Professional discourse: the verbal and visual semiosis interplay
Professional discourse has become one of the most researched types of discourse in modern cross-disciplinary studies. Being widely represented in linguistic studies, it still has received unfairly tenuous attention in semiotic studies. Some areas of professional discourse such as popular science discourse have been out of focus of linguo-semiotic studies so far. The goal of this paper is to identify the dominating semiotic system in the formation of meaning and knowledge transfer in popular science discourse. The authors have carried out the semiotic analysis of verbal-visual relations in journal articles headlines belonging to the sphere of popular science, their correlation in the process of semiosis, representation of scientific knowledge in popular science discourse. Data obtained in the result of the conducted research support a new trend in semiotic research that visual system is no longer viewed as subordinate as it is capable of shifting the emphasis in the process of semiosis.
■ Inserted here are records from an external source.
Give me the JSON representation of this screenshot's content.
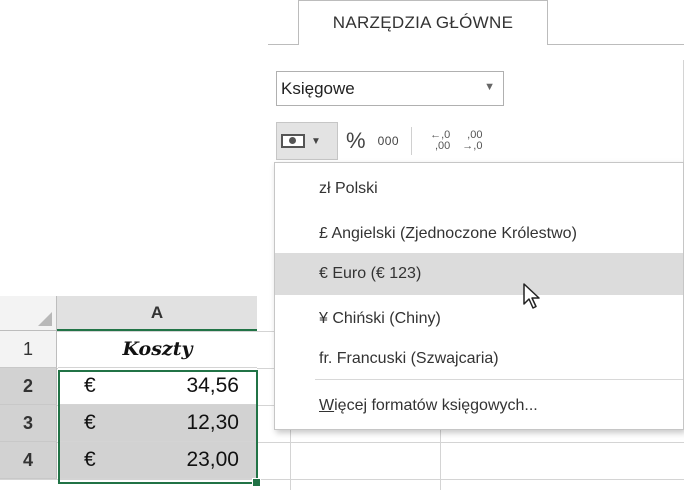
{
  "ribbon": {
    "tab_label": "NARZĘDZIA GŁÓWNE",
    "number_format": "Księgowe",
    "percent_label": "%",
    "thousands_label": "000",
    "increase_decimal": "←,0\n,00",
    "decrease_decimal": ",00\n→,0"
  },
  "accounting_menu": {
    "items": [
      {
        "label": "zł Polski"
      },
      {
        "label": "£ Angielski (Zjednoczone Królestwo)"
      },
      {
        "label": "€ Euro (€ 123)"
      },
      {
        "label": "¥ Chiński (Chiny)"
      },
      {
        "label": "fr. Francuski (Szwajcaria)"
      }
    ],
    "highlighted_index": 2,
    "more_prefix": "W",
    "more_rest": "ięcej formatów księgowych..."
  },
  "sheet": {
    "column_header": "A",
    "rows": [
      {
        "num": "1",
        "text": "Koszty"
      },
      {
        "num": "2",
        "symbol": "€",
        "value": "34,56"
      },
      {
        "num": "3",
        "symbol": "€",
        "value": "12,30"
      },
      {
        "num": "4",
        "symbol": "€",
        "value": "23,00"
      }
    ]
  },
  "colors": {
    "selection": "#217346",
    "highlight": "#dcdcdc"
  }
}
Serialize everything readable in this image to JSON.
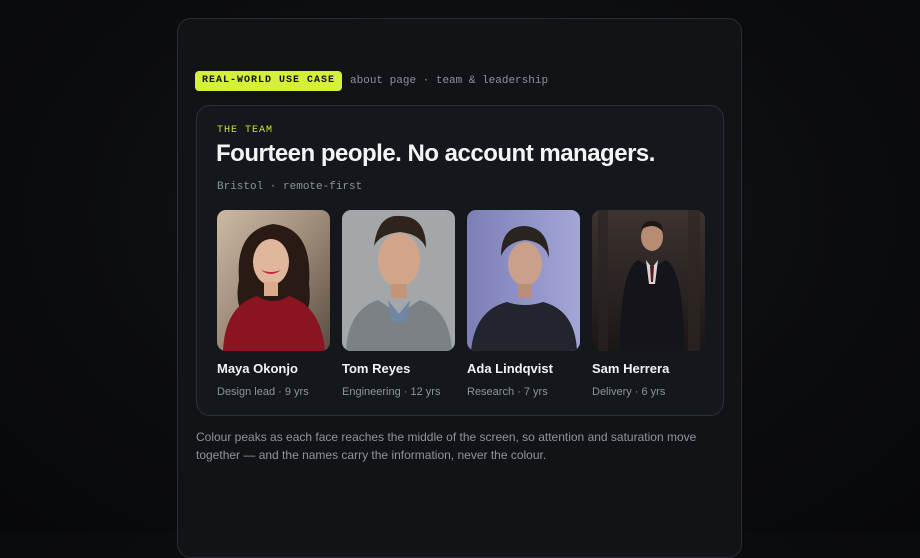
{
  "tag": {
    "badge": "REAL-WORLD USE CASE",
    "breadcrumb": "about page · team & leadership"
  },
  "team": {
    "eyebrow": "THE TEAM",
    "title": "Fourteen people. No account managers.",
    "meta": "Bristol · remote-first",
    "people": [
      {
        "name": "Maya Okonjo",
        "role": "Design lead · 9 yrs"
      },
      {
        "name": "Tom Reyes",
        "role": "Engineering · 12 yrs"
      },
      {
        "name": "Ada Lindqvist",
        "role": "Research · 7 yrs"
      },
      {
        "name": "Sam Herrera",
        "role": "Delivery · 6 yrs"
      }
    ]
  },
  "caption": "Colour peaks as each face reaches the middle of the screen, so attention and saturation move together — and the names carry the information, never the colour.",
  "colors": {
    "accent": "#d4f03a",
    "page_bg": "#0b0c0e",
    "card_bg": "#14171b"
  }
}
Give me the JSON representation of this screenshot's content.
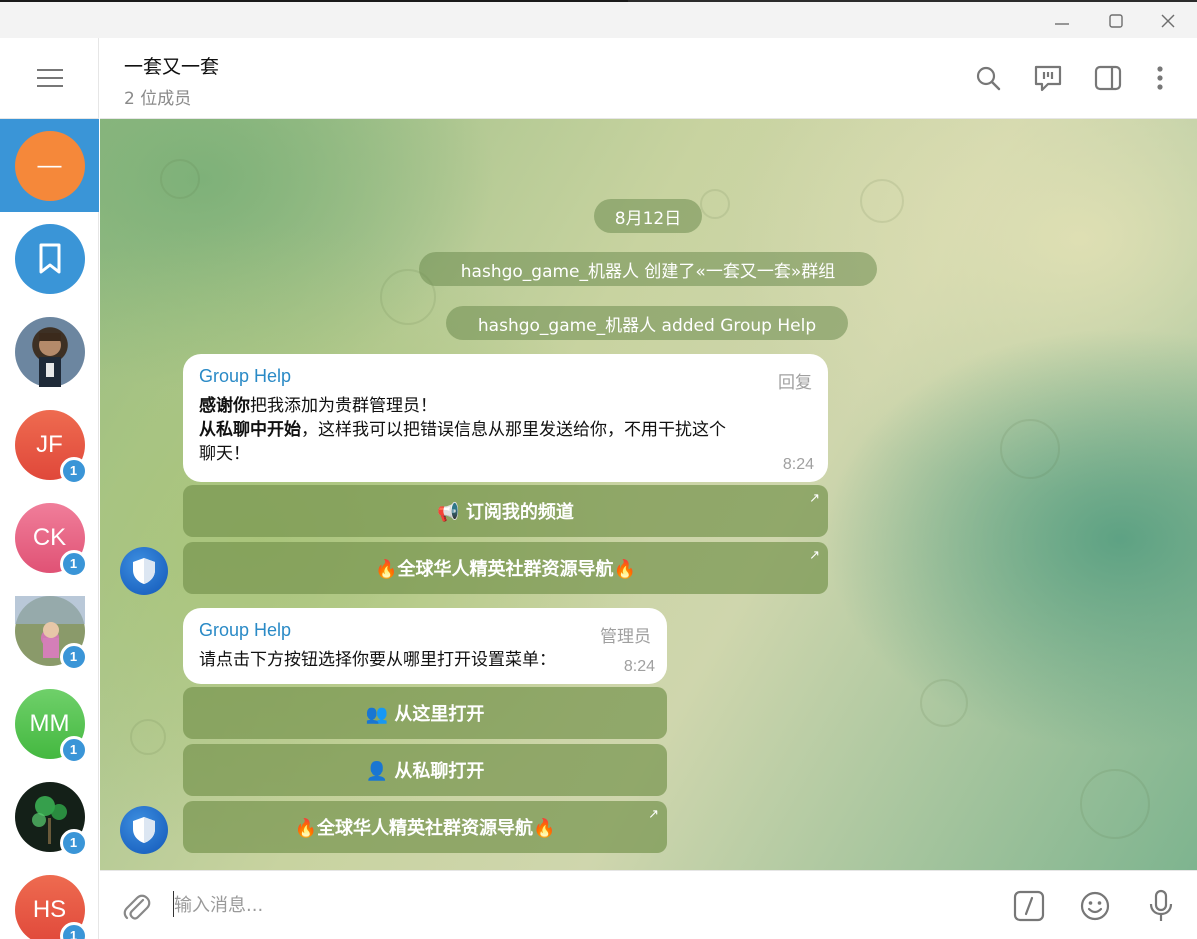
{
  "window": {
    "minimize_icon": "minimize-icon",
    "maximize_icon": "maximize-icon",
    "close_icon": "close-icon"
  },
  "sidebar": {
    "menu_icon": "hamburger-icon",
    "chats": [
      {
        "initials": "—",
        "color": "#f5883a",
        "unread": ""
      },
      {
        "initials": "",
        "color": "#3a95d7",
        "unread": "",
        "icon": "bookmark-icon"
      },
      {
        "initials": "",
        "color": "#4a6a8a",
        "unread": "",
        "icon": "photo-avatar"
      },
      {
        "initials": "JF",
        "color": "#e5533e",
        "unread": "1"
      },
      {
        "initials": "CK",
        "color": "#e85b7a",
        "unread": "1"
      },
      {
        "initials": "",
        "color": "#7a8a5a",
        "unread": "1",
        "icon": "photo-avatar"
      },
      {
        "initials": "MM",
        "color": "#4cbf4c",
        "unread": "1"
      },
      {
        "initials": "",
        "color": "#1a2a1a",
        "unread": "1",
        "icon": "photo-avatar"
      },
      {
        "initials": "HS",
        "color": "#e5533e",
        "unread": "1"
      }
    ]
  },
  "header": {
    "title": "一套又一套",
    "subtitle": "2 位成员",
    "icons": [
      "search-icon",
      "live-chat-icon",
      "sidebar-toggle-icon",
      "more-icon"
    ]
  },
  "chat": {
    "date": "8月12日",
    "service_1": "hashgo_game_机器人 创建了«一套又一套»群组",
    "service_2": "hashgo_game_机器人 added Group Help",
    "msg1": {
      "sender": "Group Help",
      "tag": "回复",
      "line1_bold": "感谢你",
      "line1_rest": "把我添加为贵群管理员！",
      "line2_bold": "从私聊中开始",
      "line2_rest": "，这样我可以把错误信息从那里发送给你，不用干扰这个",
      "line3": "聊天！",
      "time": "8:24",
      "buttons": [
        {
          "label": "📢 订阅我的频道",
          "external": "↗"
        },
        {
          "label": "🔥全球华人精英社群资源导航🔥",
          "external": "↗"
        }
      ]
    },
    "msg2": {
      "sender": "Group Help",
      "tag": "管理员",
      "text": "请点击下方按钮选择你要从哪里打开设置菜单：",
      "time": "8:24",
      "buttons": [
        {
          "label": "👥 从这里打开",
          "external": ""
        },
        {
          "label": "👤 从私聊打开",
          "external": ""
        },
        {
          "label": "🔥全球华人精英社群资源导航🔥",
          "external": "↗"
        }
      ]
    }
  },
  "composer": {
    "placeholder": "输入消息...",
    "icons": [
      "attach-icon",
      "bot-command-icon",
      "emoji-icon",
      "microphone-icon"
    ]
  }
}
Based on the previous body of research relating to word-image interdependencies, the authors develop their own approach to determine the dominance of one semiotic system over the other in certain contextual environments. While departing from a traditional approach of defining the nature of relations between two major components – the verbal and the visual, the authors propose to include an “intermediary” element to form a triad consisting of heading, sub-heading and photograph. The analysis of the relations among the three elements gives the results which sometimes reflect contradictory tendencies in verbal-visual relations present in single (heading-sub-heading) or multimodal (heading-photograph) systems. The authors determine three models of interaction of verbal and visual components – complementarity, neutrality, controversy, though under the influence of the “intermediary” component the models may significantly change. The results contribute to deeper understanding of professional language picture among specialists, as well as familiarizing non-specialists with professional language picture. The results also may be employed as guidelines in the academic courses of texts composition, writing popular science articles, and as a teaching tool in disciplines focused on text analysis.